▸ Provided material
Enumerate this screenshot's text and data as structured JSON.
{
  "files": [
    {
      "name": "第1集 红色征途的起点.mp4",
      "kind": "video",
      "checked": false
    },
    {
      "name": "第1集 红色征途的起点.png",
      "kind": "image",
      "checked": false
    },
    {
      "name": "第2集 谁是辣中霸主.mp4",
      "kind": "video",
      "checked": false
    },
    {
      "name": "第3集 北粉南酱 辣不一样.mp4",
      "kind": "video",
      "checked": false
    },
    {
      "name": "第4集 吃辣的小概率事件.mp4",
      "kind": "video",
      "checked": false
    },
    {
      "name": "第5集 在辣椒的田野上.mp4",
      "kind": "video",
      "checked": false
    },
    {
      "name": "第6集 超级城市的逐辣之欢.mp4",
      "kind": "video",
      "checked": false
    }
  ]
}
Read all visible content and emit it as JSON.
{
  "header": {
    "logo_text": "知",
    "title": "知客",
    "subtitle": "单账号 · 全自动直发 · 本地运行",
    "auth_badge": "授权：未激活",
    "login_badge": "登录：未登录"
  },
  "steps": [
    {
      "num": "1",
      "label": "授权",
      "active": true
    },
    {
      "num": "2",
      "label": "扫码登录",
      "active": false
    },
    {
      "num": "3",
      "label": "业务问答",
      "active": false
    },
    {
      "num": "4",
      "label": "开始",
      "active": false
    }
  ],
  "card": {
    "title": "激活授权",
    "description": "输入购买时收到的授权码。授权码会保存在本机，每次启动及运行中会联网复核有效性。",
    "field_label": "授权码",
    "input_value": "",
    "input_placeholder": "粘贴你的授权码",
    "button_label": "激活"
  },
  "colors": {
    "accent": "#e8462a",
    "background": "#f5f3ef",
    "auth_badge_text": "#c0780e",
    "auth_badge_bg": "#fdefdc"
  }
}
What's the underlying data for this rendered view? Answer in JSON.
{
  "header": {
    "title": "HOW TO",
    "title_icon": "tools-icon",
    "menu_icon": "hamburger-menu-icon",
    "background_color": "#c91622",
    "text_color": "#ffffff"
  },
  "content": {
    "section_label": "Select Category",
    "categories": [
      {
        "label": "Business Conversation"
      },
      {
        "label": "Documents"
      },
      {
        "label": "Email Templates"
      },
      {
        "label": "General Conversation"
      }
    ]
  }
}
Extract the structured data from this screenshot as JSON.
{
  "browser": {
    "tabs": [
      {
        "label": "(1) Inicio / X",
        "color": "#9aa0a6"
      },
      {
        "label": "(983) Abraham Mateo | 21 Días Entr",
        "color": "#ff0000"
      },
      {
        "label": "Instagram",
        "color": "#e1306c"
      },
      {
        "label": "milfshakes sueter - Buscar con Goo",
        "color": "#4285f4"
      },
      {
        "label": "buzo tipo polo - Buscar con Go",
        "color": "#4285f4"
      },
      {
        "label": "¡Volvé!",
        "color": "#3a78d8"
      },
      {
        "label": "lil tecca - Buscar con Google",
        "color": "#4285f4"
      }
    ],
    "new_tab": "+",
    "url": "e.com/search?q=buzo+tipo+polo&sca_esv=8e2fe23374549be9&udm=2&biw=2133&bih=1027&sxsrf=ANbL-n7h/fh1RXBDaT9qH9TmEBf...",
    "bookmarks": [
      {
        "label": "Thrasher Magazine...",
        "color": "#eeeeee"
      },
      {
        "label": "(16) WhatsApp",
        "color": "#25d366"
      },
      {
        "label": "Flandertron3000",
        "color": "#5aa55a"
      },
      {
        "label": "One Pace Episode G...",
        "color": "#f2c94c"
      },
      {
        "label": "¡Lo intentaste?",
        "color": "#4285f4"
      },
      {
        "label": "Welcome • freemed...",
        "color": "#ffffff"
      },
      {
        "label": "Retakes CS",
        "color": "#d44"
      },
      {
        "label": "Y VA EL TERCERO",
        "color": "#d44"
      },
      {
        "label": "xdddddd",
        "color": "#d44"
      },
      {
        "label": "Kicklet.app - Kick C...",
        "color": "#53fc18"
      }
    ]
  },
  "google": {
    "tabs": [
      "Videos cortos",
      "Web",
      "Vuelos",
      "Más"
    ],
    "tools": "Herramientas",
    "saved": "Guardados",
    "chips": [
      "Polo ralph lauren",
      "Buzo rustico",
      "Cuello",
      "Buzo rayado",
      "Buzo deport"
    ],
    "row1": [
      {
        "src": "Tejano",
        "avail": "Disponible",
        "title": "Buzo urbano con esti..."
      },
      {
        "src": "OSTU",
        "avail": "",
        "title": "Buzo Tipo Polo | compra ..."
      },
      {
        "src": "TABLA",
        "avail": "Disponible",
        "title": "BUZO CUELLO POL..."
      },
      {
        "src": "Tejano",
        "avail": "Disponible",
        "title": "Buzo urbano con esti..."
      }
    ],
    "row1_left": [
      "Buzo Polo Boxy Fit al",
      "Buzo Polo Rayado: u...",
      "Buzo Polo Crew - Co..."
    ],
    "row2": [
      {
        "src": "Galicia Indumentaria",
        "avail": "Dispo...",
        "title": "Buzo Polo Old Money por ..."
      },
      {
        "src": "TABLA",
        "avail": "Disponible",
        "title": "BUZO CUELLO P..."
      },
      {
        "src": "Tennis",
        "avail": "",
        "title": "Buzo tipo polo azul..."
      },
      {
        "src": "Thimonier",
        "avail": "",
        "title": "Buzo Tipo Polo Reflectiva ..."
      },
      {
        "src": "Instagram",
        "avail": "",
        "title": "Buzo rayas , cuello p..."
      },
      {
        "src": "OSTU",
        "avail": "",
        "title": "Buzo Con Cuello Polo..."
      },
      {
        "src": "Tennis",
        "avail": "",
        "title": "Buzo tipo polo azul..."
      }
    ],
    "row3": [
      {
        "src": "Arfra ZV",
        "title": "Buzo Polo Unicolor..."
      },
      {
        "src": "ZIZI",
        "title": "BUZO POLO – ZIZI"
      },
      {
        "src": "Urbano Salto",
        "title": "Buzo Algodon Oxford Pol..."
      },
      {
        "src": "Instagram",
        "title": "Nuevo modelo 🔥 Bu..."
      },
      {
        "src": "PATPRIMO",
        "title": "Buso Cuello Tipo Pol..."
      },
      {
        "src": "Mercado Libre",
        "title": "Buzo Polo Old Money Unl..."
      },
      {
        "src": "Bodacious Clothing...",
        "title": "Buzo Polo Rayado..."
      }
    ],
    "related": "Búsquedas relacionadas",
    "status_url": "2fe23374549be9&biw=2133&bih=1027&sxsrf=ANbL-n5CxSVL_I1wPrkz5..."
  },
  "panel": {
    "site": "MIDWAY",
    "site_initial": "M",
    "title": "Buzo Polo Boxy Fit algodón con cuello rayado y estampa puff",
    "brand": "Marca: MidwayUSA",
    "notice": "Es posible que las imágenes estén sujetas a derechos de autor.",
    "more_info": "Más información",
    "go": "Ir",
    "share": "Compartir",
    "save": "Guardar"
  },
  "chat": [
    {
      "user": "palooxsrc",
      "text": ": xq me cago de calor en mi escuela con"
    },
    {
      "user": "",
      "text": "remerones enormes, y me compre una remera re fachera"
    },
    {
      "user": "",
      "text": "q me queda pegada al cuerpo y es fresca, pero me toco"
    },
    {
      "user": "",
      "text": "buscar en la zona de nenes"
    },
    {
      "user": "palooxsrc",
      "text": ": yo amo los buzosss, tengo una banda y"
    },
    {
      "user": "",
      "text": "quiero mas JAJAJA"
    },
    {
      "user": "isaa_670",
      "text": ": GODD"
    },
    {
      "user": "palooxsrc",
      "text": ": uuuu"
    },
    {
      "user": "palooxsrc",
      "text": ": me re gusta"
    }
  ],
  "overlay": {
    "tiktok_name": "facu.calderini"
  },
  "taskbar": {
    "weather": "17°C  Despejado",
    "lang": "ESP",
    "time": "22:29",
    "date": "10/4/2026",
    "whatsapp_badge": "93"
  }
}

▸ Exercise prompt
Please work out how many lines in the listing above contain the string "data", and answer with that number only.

▸ Response to the exercise
3